*EXERCISE PROMPT*: What lines in the entries below contain the word "this"? Copy all of them.

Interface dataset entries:
———
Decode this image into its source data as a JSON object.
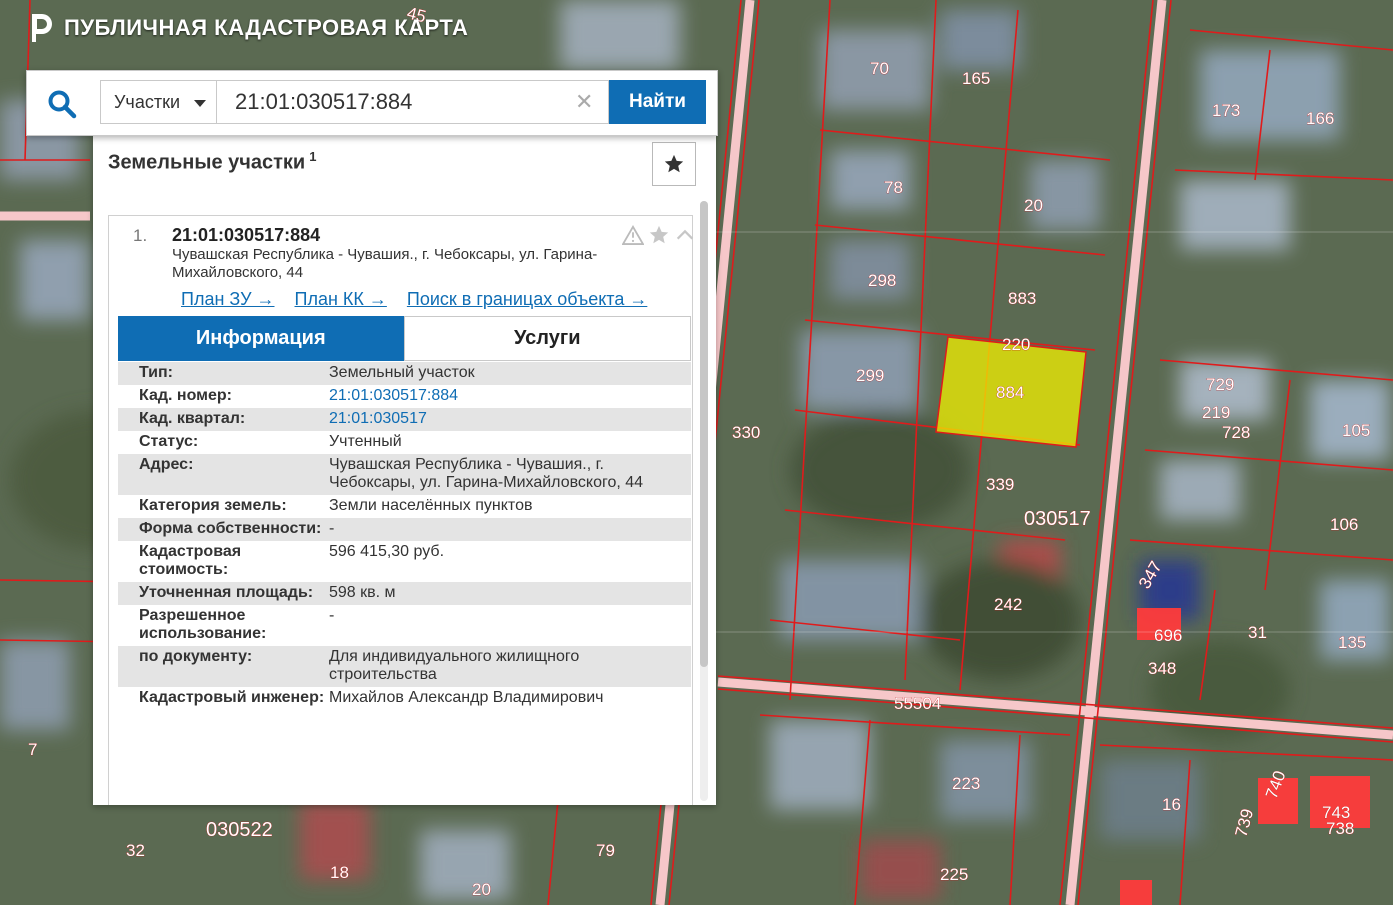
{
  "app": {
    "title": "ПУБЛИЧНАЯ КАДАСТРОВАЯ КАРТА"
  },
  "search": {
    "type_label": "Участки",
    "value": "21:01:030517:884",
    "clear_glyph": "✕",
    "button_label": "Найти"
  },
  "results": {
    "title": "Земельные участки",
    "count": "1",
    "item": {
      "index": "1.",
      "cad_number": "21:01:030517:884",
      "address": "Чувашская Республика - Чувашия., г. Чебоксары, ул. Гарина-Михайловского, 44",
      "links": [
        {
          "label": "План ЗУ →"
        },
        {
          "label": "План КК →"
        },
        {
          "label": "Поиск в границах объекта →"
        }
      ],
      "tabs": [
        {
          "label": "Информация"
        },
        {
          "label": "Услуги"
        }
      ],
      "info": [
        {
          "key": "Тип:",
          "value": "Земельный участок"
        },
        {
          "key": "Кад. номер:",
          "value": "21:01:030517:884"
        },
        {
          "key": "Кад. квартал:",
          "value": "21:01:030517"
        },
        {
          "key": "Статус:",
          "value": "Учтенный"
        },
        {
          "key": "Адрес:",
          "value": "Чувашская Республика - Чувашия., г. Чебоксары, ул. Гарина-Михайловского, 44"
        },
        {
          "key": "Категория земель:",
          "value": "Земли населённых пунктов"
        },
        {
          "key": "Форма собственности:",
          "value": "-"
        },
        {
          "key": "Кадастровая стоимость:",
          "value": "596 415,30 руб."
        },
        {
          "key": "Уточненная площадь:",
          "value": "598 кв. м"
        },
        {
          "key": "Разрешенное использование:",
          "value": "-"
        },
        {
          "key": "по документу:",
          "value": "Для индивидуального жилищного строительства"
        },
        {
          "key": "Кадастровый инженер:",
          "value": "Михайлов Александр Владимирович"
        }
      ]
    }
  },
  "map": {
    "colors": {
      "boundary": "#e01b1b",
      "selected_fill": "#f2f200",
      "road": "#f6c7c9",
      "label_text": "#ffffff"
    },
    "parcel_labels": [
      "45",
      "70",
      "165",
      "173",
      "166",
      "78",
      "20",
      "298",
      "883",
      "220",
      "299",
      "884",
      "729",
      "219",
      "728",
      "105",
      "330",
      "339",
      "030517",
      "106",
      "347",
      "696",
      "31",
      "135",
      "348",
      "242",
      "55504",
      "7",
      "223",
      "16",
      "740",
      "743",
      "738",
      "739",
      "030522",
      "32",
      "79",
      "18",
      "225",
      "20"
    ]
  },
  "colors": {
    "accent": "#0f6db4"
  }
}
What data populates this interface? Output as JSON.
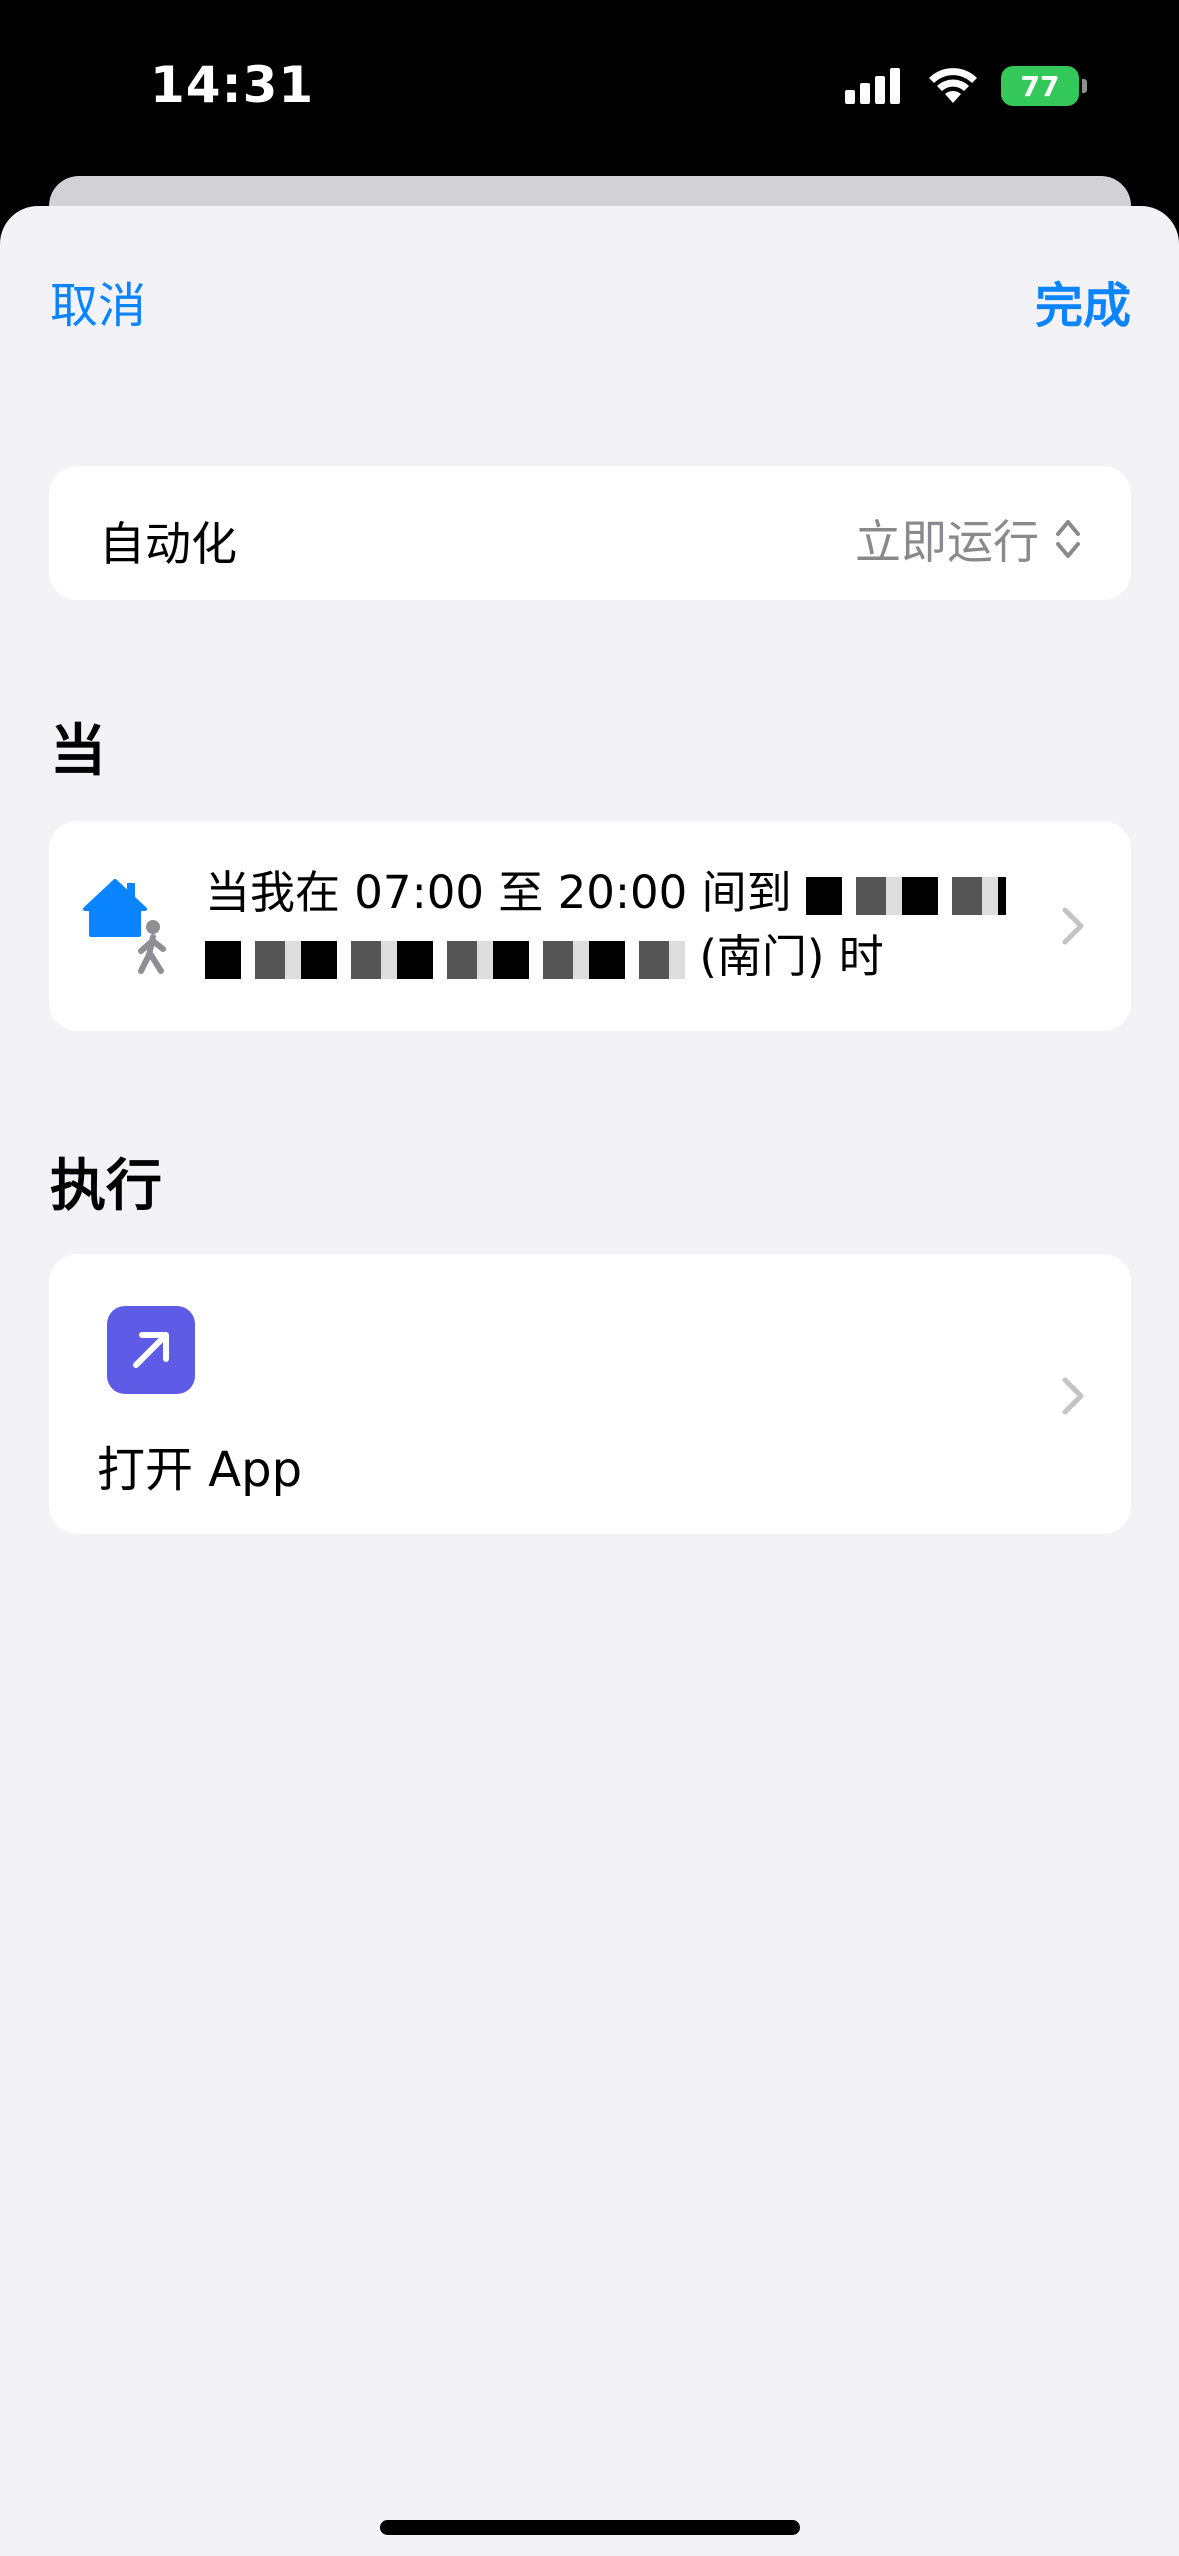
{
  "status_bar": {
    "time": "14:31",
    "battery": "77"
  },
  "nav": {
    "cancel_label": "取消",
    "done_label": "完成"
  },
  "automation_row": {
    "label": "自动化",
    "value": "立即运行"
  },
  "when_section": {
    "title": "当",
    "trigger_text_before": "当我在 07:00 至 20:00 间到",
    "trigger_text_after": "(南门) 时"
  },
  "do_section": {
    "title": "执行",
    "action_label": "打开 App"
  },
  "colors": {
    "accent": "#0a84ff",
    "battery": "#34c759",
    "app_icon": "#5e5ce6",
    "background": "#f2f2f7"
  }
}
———
*ANSWER TO THE EXERCISE*:
Decode this image into its source data as a JSON object.
What data populates this interface? Output as JSON.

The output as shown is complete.